Of making many books...

There Is No End

Geoff Mulgan was head of policy to Tony Blair at 10 Downing Street, and has held other positions in government at various levels, so he is familiar with power as it is actually practiced. In this book, he looks at the principles underlying government, and asks whether there is such a thing as ethics in politics. Mulgan takes an historical and global approach, using thinker such as Kautilya (India). He traces the development of government from the earlies times. more...

Why do people, if asked, say they believe one thing, yet in practice act as if they believed something quite different? In this new work, Sloan gives several examples: Football fans pray to God to help their team win, although God does not favour any team. Calvinists officially believe that everything is the work of God, and human will has no effect on the world, but in practice they act as if hard work brought material benefits. more...

Hawking's Brief history of time attempted to give a short overview of fundamental physics without any mathematics. Penrose provides us with a very long overview with all the mathemetics.

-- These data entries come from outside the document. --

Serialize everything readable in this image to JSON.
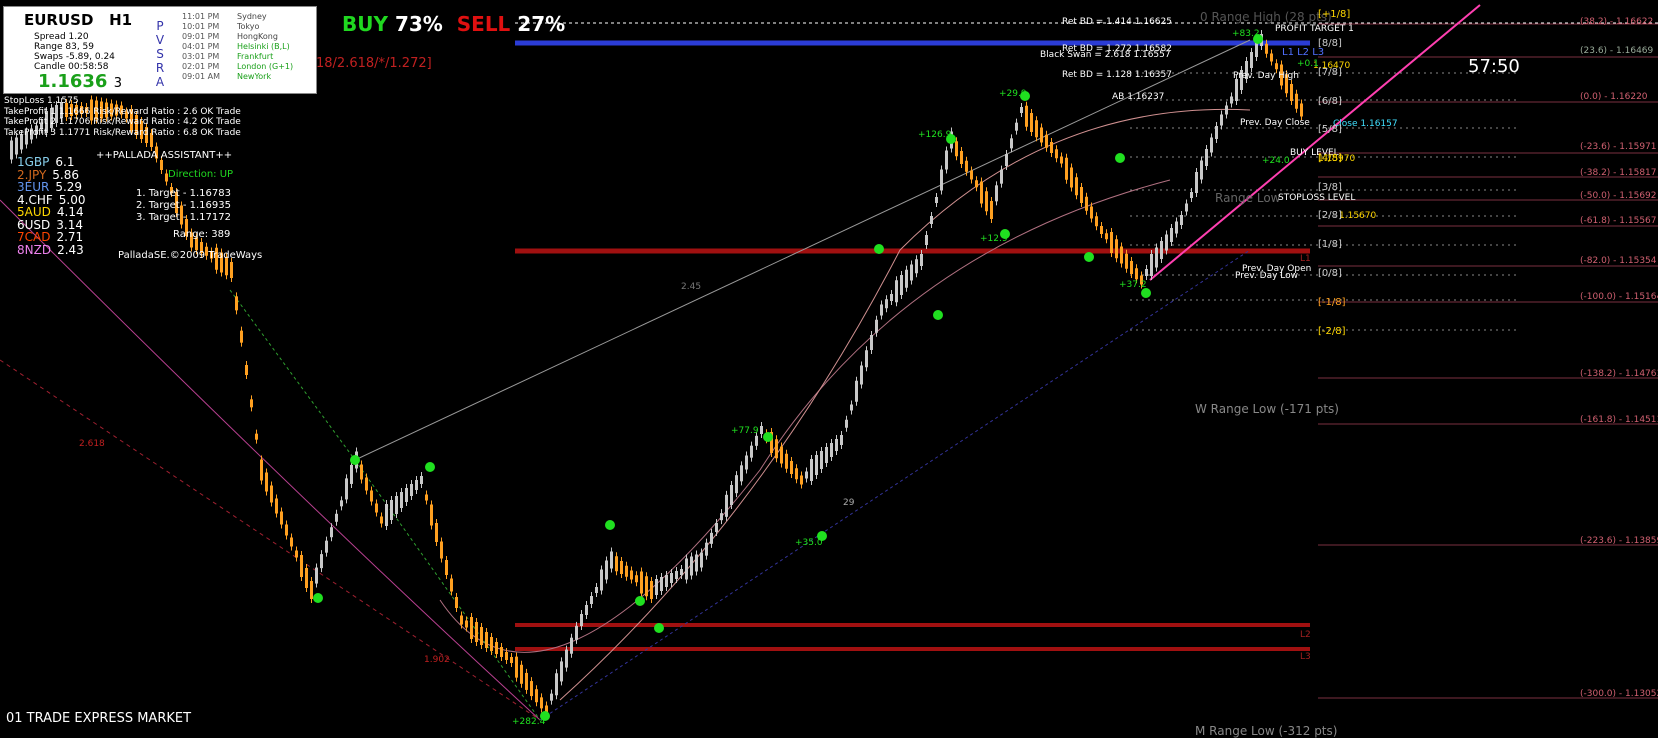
{
  "panel": {
    "symbol": "EURUSD",
    "timeframe": "H1",
    "spread": "Spread   1.20",
    "range": "Range    83, 59",
    "swaps": "Swaps   -5.89, 0.24",
    "candle": "Candle   00:58:58",
    "price": "1.1636",
    "price_digit": "3",
    "pvsra": [
      "P",
      "V",
      "S",
      "R",
      "A"
    ],
    "sessions": [
      {
        "time": "11:01 PM",
        "city": "Sydney",
        "color": "#444"
      },
      {
        "time": "10:01 PM",
        "city": "Tokyo",
        "color": "#444"
      },
      {
        "time": "09:01 PM",
        "city": "HongKong",
        "color": "#444"
      },
      {
        "time": "04:01 PM",
        "city": "Helsinki  (B,L)",
        "color": "#1aa01a"
      },
      {
        "time": "03:01 PM",
        "city": "Frankfurt",
        "color": "#1aa01a"
      },
      {
        "time": "02:01 PM",
        "city": "London  (G+1)",
        "color": "#1aa01a"
      },
      {
        "time": "09:01 AM",
        "city": "NewYork",
        "color": "#1aa01a"
      }
    ]
  },
  "sentiment": {
    "buy": "BUY",
    "buy_pct": "73%",
    "sell": "SELL",
    "sell_pct": "27%"
  },
  "fib_text": "18/2.618/*/1.272]",
  "assistant": {
    "stoploss": "StopLoss 1.1575",
    "tp1": "TakeProfit 1 1.1666 Risk/Reward Ratio : 2.6 OK Trade",
    "tp2": "TakeProfit 2 1.1706 Risk/Reward Ratio : 4.2 OK Trade",
    "tp3": "TakeProfit 3 1.1771 Risk/Reward Ratio : 6.8 OK Trade",
    "title": "++PALLADA ASSISTANT++",
    "direction": "Direction: UP",
    "targets": [
      "1. Target - 1.16783",
      "2. Target - 1.16935",
      "3. Target - 1.17172"
    ],
    "range": "Range: 389",
    "credit": "PalladaSE.©2009 TradeWays"
  },
  "currencies": [
    {
      "name": "1GBP",
      "val": "6.1",
      "color": "#87ceeb"
    },
    {
      "name": "2.JPY",
      "val": "5.86",
      "color": "#d2691e"
    },
    {
      "name": "3EUR",
      "val": "5.29",
      "color": "#6495ed"
    },
    {
      "name": "4.CHF",
      "val": "5.00",
      "color": "#ffffff"
    },
    {
      "name": "5AUD",
      "val": "4.14",
      "color": "#ffd700"
    },
    {
      "name": "6USD",
      "val": "3.14",
      "color": "#ffffff"
    },
    {
      "name": "7CAD",
      "val": "2.71",
      "color": "#ff4500"
    },
    {
      "name": "8NZD",
      "val": "2.43",
      "color": "#ee82ee"
    }
  ],
  "clock": "57:50",
  "footer": "01 TRADE EXPRESS MARKET",
  "levels": {
    "ret1": "Ret BD = 1.414  1.16625",
    "ret2": "Ret BD = 1.272  1.16582",
    "swan": "Black Swan = 2.618  1.16557",
    "ret3": "Ret BD = 1.128  1.16357",
    "ab": "AB  1.16237",
    "profit_target": "PROFIT TARGET 1",
    "range_high": "0 Range High (28 pts)",
    "prev_high": "Prev. Day High",
    "prev_close": "Prev. Day Close",
    "close": "Close 1.16157",
    "buy_level": "BUY LEVEL",
    "stop_level": "STOPLOSS LEVEL",
    "range_low": "Range Low",
    "prev_open": "Prev. Day Open",
    "prev_low": "Prev. Day Low",
    "w_range_low": "W Range Low (-171 pts)",
    "m_range_low": "M Range Low (-312 pts)",
    "l1l2l3": "L1 L2 L3",
    "l1": "L1",
    "l2": "L2",
    "l3": "L3",
    "val_1647": "1.16470",
    "val_1597": "1.15970",
    "val_1567": "1.15670"
  },
  "octaves": [
    "[+1/8]",
    "[8/8]",
    "[7/8]",
    "[6/8]",
    "[5/8]",
    "[4/8]",
    "[3/8]",
    "[2/8]",
    "[1/8]",
    "[0/8]",
    "[-1/8]",
    "[-2/8]"
  ],
  "fib_right": [
    "(38.2) - 1.16622",
    "(23.6) - 1.16469",
    "(0.0) - 1.16220",
    "(-23.6) - 1.15971",
    "(-38.2) - 1.15817",
    "(-50.0) - 1.15692",
    "(-61.8) - 1.15567",
    "(-82.0) - 1.15354",
    "(-100.0) - 1.15164",
    "(-138.2) - 1.14761",
    "(-161.8) - 1.14511",
    "(-223.6) - 1.13859",
    "(-300.0) - 1.13052"
  ],
  "chart_labels": [
    "+29.9",
    "+126.9",
    "+12.9",
    "+37.2",
    "+24.0",
    "+83.2",
    "+77.9",
    "+35.0",
    "+282.4",
    "+0.1",
    "2.45",
    "2.618",
    "1.902",
    "29"
  ],
  "colors": {
    "bull": "#ffa020",
    "bear": "#c8c8c8",
    "red_zone": "#b01010",
    "blue_line": "#2b3cd6",
    "magenta": "#ff3fb0"
  }
}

The first third of this book is a survey of the mathematics required for the rest of the book. It is largely concerned with analysis (calculus) rather than algebra — the only algebra that he really covers is symmetry groups, with a brief introduction to knots later in the book — with a focus on complex analysis. more...

Do people really believe that reading Harry Potter can, sort of, invite evil creatures into the world? I mean, have they been reading too much Lovecraft and watching too many Linda Blair films, and they actually think it's true? Does the concept of evidence mean anything to these people? Where do they get it all from? Now the books have this idea of character based ethics, and maybe this is what our witch-hunters don't like. more...

I disagree with parts of Batchelor's book; but my disagreements are not those of Ven. Bodhi. Batchelor seems to be taking the same approach to Buddhism as Thurman - he aims to present the teaching of the Buddha as rational and... 'unpious' is the best word I can come up with (not 'impious'). I think that Batchelor overdoes the rational bit and neglects the roles of (a) ritual and (b) the monastic and lay community. more...